Required work
Search term "свободно": please copy every line of the records below that contains it.
------------
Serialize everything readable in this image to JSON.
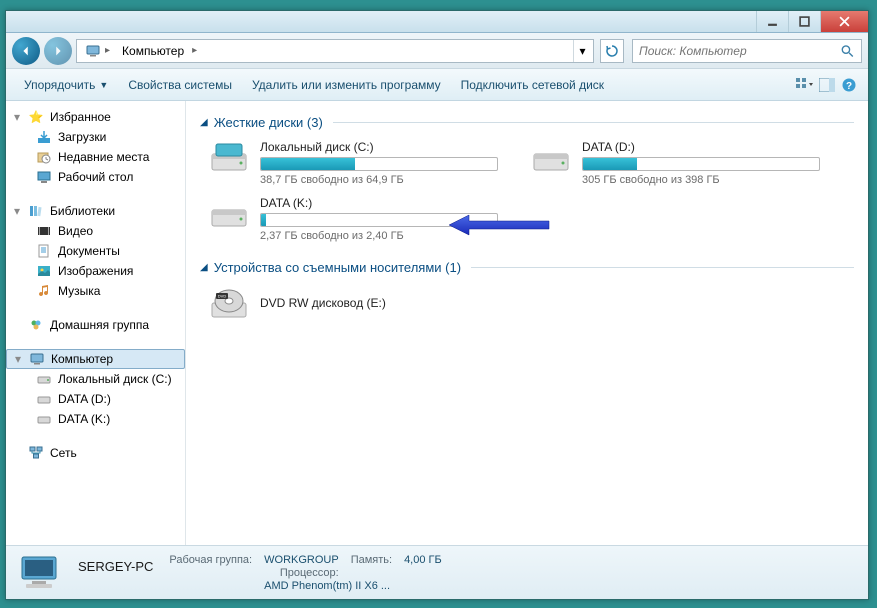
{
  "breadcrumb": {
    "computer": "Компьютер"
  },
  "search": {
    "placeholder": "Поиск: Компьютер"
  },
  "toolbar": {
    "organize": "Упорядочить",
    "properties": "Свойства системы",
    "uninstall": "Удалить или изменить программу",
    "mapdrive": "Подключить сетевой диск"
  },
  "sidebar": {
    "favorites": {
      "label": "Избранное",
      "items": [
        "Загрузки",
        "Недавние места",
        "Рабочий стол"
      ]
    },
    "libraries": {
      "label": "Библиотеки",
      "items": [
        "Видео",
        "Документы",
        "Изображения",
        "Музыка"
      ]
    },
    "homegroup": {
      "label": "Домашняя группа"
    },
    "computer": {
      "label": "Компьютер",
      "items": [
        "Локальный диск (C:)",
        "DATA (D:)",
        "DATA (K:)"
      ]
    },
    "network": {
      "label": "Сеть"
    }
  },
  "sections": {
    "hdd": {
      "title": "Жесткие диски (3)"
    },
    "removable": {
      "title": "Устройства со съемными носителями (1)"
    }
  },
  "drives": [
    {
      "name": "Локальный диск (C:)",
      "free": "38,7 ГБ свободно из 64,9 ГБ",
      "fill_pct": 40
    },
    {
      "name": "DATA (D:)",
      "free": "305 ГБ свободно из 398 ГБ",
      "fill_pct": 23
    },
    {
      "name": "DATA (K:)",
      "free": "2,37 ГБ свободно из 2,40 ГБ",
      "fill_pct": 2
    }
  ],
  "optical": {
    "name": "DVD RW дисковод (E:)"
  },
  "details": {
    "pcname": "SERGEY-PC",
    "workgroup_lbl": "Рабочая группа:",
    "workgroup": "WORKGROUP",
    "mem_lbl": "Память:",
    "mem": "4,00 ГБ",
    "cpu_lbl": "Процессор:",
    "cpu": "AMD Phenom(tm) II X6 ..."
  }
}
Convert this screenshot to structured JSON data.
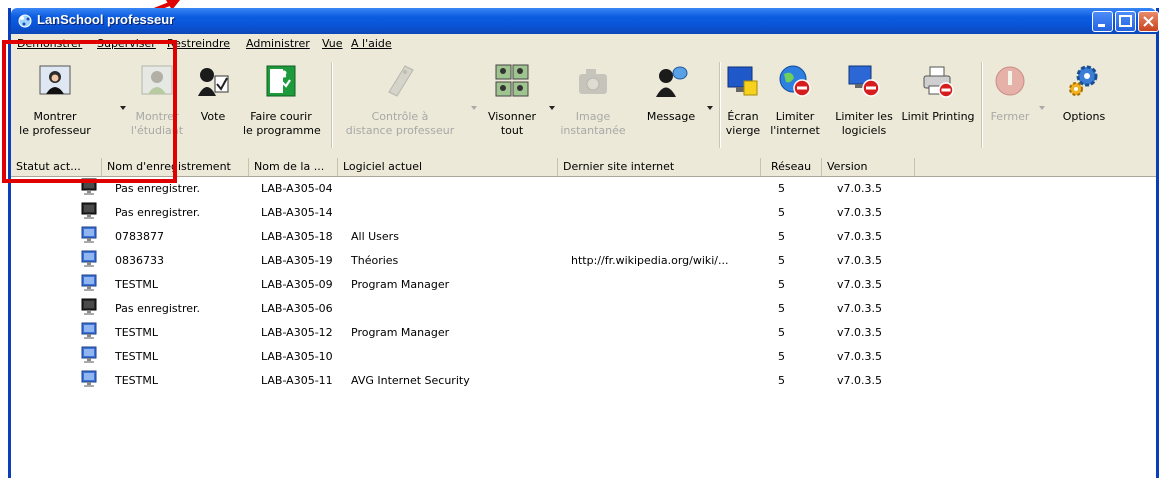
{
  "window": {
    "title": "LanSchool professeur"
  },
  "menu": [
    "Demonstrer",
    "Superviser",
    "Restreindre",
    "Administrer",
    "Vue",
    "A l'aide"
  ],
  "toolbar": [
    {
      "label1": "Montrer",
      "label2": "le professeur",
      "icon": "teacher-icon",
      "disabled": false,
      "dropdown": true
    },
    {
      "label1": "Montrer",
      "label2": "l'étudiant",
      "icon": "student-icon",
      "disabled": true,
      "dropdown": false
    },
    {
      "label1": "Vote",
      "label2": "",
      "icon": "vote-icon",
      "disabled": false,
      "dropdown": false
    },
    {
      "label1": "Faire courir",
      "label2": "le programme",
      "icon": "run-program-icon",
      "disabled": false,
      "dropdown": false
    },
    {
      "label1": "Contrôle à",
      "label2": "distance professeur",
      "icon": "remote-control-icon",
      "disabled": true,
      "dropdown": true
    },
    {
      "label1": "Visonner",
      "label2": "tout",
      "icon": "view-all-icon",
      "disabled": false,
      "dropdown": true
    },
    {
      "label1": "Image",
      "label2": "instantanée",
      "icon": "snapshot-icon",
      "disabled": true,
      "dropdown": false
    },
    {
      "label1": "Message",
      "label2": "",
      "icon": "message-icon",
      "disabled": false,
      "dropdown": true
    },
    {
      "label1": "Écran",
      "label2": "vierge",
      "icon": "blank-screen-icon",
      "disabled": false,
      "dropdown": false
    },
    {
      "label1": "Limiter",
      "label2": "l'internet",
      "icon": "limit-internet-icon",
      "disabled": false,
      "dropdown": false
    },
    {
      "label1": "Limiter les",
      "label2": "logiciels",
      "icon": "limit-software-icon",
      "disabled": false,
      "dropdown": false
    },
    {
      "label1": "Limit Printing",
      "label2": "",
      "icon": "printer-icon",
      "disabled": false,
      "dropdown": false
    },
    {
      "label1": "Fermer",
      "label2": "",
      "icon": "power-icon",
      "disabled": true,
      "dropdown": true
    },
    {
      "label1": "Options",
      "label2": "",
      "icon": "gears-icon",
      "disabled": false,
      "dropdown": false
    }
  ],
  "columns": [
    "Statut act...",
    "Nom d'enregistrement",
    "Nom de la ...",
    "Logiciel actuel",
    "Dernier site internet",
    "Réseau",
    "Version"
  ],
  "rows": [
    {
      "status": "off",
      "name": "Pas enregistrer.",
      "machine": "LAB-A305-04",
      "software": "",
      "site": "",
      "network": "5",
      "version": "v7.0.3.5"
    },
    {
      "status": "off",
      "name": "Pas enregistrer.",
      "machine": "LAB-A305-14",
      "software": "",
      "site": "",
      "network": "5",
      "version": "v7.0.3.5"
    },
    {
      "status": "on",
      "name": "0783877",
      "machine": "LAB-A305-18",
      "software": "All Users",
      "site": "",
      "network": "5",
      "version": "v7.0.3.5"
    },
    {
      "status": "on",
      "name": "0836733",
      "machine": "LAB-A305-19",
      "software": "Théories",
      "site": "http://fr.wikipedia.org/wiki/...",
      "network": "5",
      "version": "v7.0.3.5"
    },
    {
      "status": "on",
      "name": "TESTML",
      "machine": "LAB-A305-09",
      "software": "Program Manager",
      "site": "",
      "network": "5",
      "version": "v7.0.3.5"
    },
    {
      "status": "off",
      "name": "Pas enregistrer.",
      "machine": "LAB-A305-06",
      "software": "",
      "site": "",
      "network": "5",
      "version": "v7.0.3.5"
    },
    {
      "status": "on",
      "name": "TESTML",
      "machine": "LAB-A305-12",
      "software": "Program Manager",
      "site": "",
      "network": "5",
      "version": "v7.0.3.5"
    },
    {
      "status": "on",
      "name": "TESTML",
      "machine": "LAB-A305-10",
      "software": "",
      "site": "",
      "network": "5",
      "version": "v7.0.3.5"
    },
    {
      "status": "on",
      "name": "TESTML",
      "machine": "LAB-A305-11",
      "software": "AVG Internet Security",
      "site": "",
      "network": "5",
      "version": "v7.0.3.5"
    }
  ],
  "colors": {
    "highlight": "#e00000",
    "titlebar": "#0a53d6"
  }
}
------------
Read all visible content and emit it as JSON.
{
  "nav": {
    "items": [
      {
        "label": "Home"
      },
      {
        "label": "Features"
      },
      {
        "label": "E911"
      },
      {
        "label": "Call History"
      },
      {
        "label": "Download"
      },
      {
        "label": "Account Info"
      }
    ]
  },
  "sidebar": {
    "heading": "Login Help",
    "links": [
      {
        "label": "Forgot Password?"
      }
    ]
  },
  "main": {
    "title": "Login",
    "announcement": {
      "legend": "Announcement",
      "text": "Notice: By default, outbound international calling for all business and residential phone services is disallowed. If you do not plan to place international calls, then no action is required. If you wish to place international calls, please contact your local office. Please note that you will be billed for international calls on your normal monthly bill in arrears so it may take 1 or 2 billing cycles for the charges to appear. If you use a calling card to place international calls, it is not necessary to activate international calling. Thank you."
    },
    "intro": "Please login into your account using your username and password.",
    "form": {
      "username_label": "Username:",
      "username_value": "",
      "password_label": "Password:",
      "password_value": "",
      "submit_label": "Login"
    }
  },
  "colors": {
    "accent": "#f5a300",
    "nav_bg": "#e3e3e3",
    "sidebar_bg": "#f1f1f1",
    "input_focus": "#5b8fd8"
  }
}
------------
Reply to the task
      "free": "38,7 ГБ свободно из 64,9 ГБ",
      "free": "305 ГБ свободно из 398 ГБ",
      "free": "2,37 ГБ свободно из 2,40 ГБ",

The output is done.